GOAL OF THE EXERCISE. In full and word for word, copy the listing; no pictures belong in the copy.

DATA FOR ANALYSIS.
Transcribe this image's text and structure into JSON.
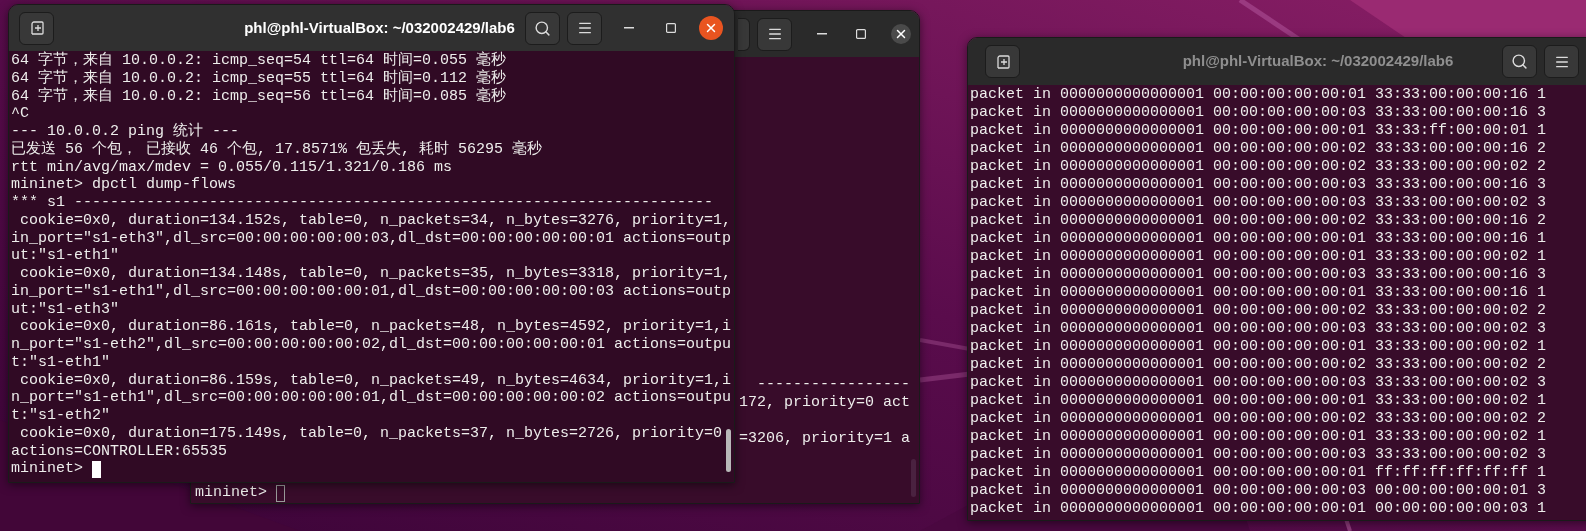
{
  "windows": [
    {
      "title": "phl@phl-VirtualBox: ~/032002429/lab6",
      "focused": true,
      "lines": [
        "64 字节，来自 10.0.0.2: icmp_seq=54 ttl=64 时间=0.055 毫秒",
        "64 字节，来自 10.0.0.2: icmp_seq=55 ttl=64 时间=0.112 毫秒",
        "64 字节，来自 10.0.0.2: icmp_seq=56 ttl=64 时间=0.085 毫秒",
        "^C",
        "--- 10.0.0.2 ping 统计 ---",
        "已发送 56 个包， 已接收 46 个包, 17.8571% 包丢失, 耗时 56295 毫秒",
        "rtt min/avg/max/mdev = 0.055/0.115/1.321/0.186 ms",
        "mininet> dpctl dump-flows",
        "*** s1 -----------------------------------------------------------------------",
        " cookie=0x0, duration=134.152s, table=0, n_packets=34, n_bytes=3276, priority=1,",
        "in_port=\"s1-eth3\",dl_src=00:00:00:00:00:03,dl_dst=00:00:00:00:00:01 actions=outp",
        "ut:\"s1-eth1\"",
        " cookie=0x0, duration=134.148s, table=0, n_packets=35, n_bytes=3318, priority=1,",
        "in_port=\"s1-eth1\",dl_src=00:00:00:00:00:01,dl_dst=00:00:00:00:00:03 actions=outp",
        "ut:\"s1-eth3\"",
        " cookie=0x0, duration=86.161s, table=0, n_packets=48, n_bytes=4592, priority=1,i",
        "n_port=\"s1-eth2\",dl_src=00:00:00:00:00:02,dl_dst=00:00:00:00:00:01 actions=outpu",
        "t:\"s1-eth1\"",
        " cookie=0x0, duration=86.159s, table=0, n_packets=49, n_bytes=4634, priority=1,i",
        "n_port=\"s1-eth1\",dl_src=00:00:00:00:00:01,dl_dst=00:00:00:00:00:02 actions=outpu",
        "t:\"s1-eth2\"",
        " cookie=0x0, duration=175.149s, table=0, n_packets=37, n_bytes=2726, priority=0",
        "actions=CONTROLLER:65535"
      ],
      "prompt": "mininet>"
    },
    {
      "focused": false,
      "lines": [
        "-----------------",
        "172, priority=0 act",
        "=3206, priority=1 a"
      ],
      "prompt": "mininet>"
    },
    {
      "title": "phl@phl-VirtualBox: ~/032002429/lab6",
      "focused": false,
      "lines": [
        "packet in 0000000000000001 00:00:00:00:00:01 33:33:00:00:00:16 1",
        "packet in 0000000000000001 00:00:00:00:00:03 33:33:00:00:00:16 3",
        "packet in 0000000000000001 00:00:00:00:00:01 33:33:ff:00:00:01 1",
        "packet in 0000000000000001 00:00:00:00:00:02 33:33:00:00:00:16 2",
        "packet in 0000000000000001 00:00:00:00:00:02 33:33:00:00:00:02 2",
        "packet in 0000000000000001 00:00:00:00:00:03 33:33:00:00:00:16 3",
        "packet in 0000000000000001 00:00:00:00:00:03 33:33:00:00:00:02 3",
        "packet in 0000000000000001 00:00:00:00:00:02 33:33:00:00:00:16 2",
        "packet in 0000000000000001 00:00:00:00:00:01 33:33:00:00:00:16 1",
        "packet in 0000000000000001 00:00:00:00:00:01 33:33:00:00:00:02 1",
        "packet in 0000000000000001 00:00:00:00:00:03 33:33:00:00:00:16 3",
        "packet in 0000000000000001 00:00:00:00:00:01 33:33:00:00:00:16 1",
        "packet in 0000000000000001 00:00:00:00:00:02 33:33:00:00:00:02 2",
        "packet in 0000000000000001 00:00:00:00:00:03 33:33:00:00:00:02 3",
        "packet in 0000000000000001 00:00:00:00:00:01 33:33:00:00:00:02 1",
        "packet in 0000000000000001 00:00:00:00:00:02 33:33:00:00:00:02 2",
        "packet in 0000000000000001 00:00:00:00:00:03 33:33:00:00:00:02 3",
        "packet in 0000000000000001 00:00:00:00:00:01 33:33:00:00:00:02 1",
        "packet in 0000000000000001 00:00:00:00:00:02 33:33:00:00:00:02 2",
        "packet in 0000000000000001 00:00:00:00:00:01 33:33:00:00:00:02 1",
        "packet in 0000000000000001 00:00:00:00:00:03 33:33:00:00:00:02 3",
        "packet in 0000000000000001 00:00:00:00:00:01 ff:ff:ff:ff:ff:ff 1",
        "packet in 0000000000000001 00:00:00:00:00:03 00:00:00:00:00:01 3",
        "packet in 0000000000000001 00:00:00:00:00:01 00:00:00:00:00:03 1"
      ]
    }
  ]
}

SOLUTION TO THE EXERCISE.
Transcribe this image's text and structure into JSON.
{
  "windows": [
    {
      "title": "phl@phl-VirtualBox: ~/032002429/lab6",
      "focused": true,
      "lines": [
        "64 字节，来自 10.0.0.2: icmp_seq=54 ttl=64 时间=0.055 毫秒",
        "64 字节，来自 10.0.0.2: icmp_seq=55 ttl=64 时间=0.112 毫秒",
        "64 字节，来自 10.0.0.2: icmp_seq=56 ttl=64 时间=0.085 毫秒",
        "^C",
        "--- 10.0.0.2 ping 统计 ---",
        "已发送 56 个包， 已接收 46 个包, 17.8571% 包丢失, 耗时 56295 毫秒",
        "rtt min/avg/max/mdev = 0.055/0.115/1.321/0.186 ms",
        "mininet> dpctl dump-flows",
        "*** s1 -----------------------------------------------------------------------",
        " cookie=0x0, duration=134.152s, table=0, n_packets=34, n_bytes=3276, priority=1,",
        "in_port=\"s1-eth3\",dl_src=00:00:00:00:00:03,dl_dst=00:00:00:00:00:01 actions=outp",
        "ut:\"s1-eth1\"",
        " cookie=0x0, duration=134.148s, table=0, n_packets=35, n_bytes=3318, priority=1,",
        "in_port=\"s1-eth1\",dl_src=00:00:00:00:00:01,dl_dst=00:00:00:00:00:03 actions=outp",
        "ut:\"s1-eth3\"",
        " cookie=0x0, duration=86.161s, table=0, n_packets=48, n_bytes=4592, priority=1,i",
        "n_port=\"s1-eth2\",dl_src=00:00:00:00:00:02,dl_dst=00:00:00:00:00:01 actions=outpu",
        "t:\"s1-eth1\"",
        " cookie=0x0, duration=86.159s, table=0, n_packets=49, n_bytes=4634, priority=1,i",
        "n_port=\"s1-eth1\",dl_src=00:00:00:00:00:01,dl_dst=00:00:00:00:00:02 actions=outpu",
        "t:\"s1-eth2\"",
        " cookie=0x0, duration=175.149s, table=0, n_packets=37, n_bytes=2726, priority=0",
        "actions=CONTROLLER:65535"
      ],
      "prompt": "mininet>"
    },
    {
      "focused": false,
      "lines": [
        "-----------------",
        "172, priority=0 act",
        "=3206, priority=1 a"
      ],
      "prompt": "mininet>"
    },
    {
      "title": "phl@phl-VirtualBox: ~/032002429/lab6",
      "focused": false,
      "lines": [
        "packet in 0000000000000001 00:00:00:00:00:01 33:33:00:00:00:16 1",
        "packet in 0000000000000001 00:00:00:00:00:03 33:33:00:00:00:16 3",
        "packet in 0000000000000001 00:00:00:00:00:01 33:33:ff:00:00:01 1",
        "packet in 0000000000000001 00:00:00:00:00:02 33:33:00:00:00:16 2",
        "packet in 0000000000000001 00:00:00:00:00:02 33:33:00:00:00:02 2",
        "packet in 0000000000000001 00:00:00:00:00:03 33:33:00:00:00:16 3",
        "packet in 0000000000000001 00:00:00:00:00:03 33:33:00:00:00:02 3",
        "packet in 0000000000000001 00:00:00:00:00:02 33:33:00:00:00:16 2",
        "packet in 0000000000000001 00:00:00:00:00:01 33:33:00:00:00:16 1",
        "packet in 0000000000000001 00:00:00:00:00:01 33:33:00:00:00:02 1",
        "packet in 0000000000000001 00:00:00:00:00:03 33:33:00:00:00:16 3",
        "packet in 0000000000000001 00:00:00:00:00:01 33:33:00:00:00:16 1",
        "packet in 0000000000000001 00:00:00:00:00:02 33:33:00:00:00:02 2",
        "packet in 0000000000000001 00:00:00:00:00:03 33:33:00:00:00:02 3",
        "packet in 0000000000000001 00:00:00:00:00:01 33:33:00:00:00:02 1",
        "packet in 0000000000000001 00:00:00:00:00:02 33:33:00:00:00:02 2",
        "packet in 0000000000000001 00:00:00:00:00:03 33:33:00:00:00:02 3",
        "packet in 0000000000000001 00:00:00:00:00:01 33:33:00:00:00:02 1",
        "packet in 0000000000000001 00:00:00:00:00:02 33:33:00:00:00:02 2",
        "packet in 0000000000000001 00:00:00:00:00:01 33:33:00:00:00:02 1",
        "packet in 0000000000000001 00:00:00:00:00:03 33:33:00:00:00:02 3",
        "packet in 0000000000000001 00:00:00:00:00:01 ff:ff:ff:ff:ff:ff 1",
        "packet in 0000000000000001 00:00:00:00:00:03 00:00:00:00:00:01 3",
        "packet in 0000000000000001 00:00:00:00:00:01 00:00:00:00:00:03 1"
      ]
    }
  ]
}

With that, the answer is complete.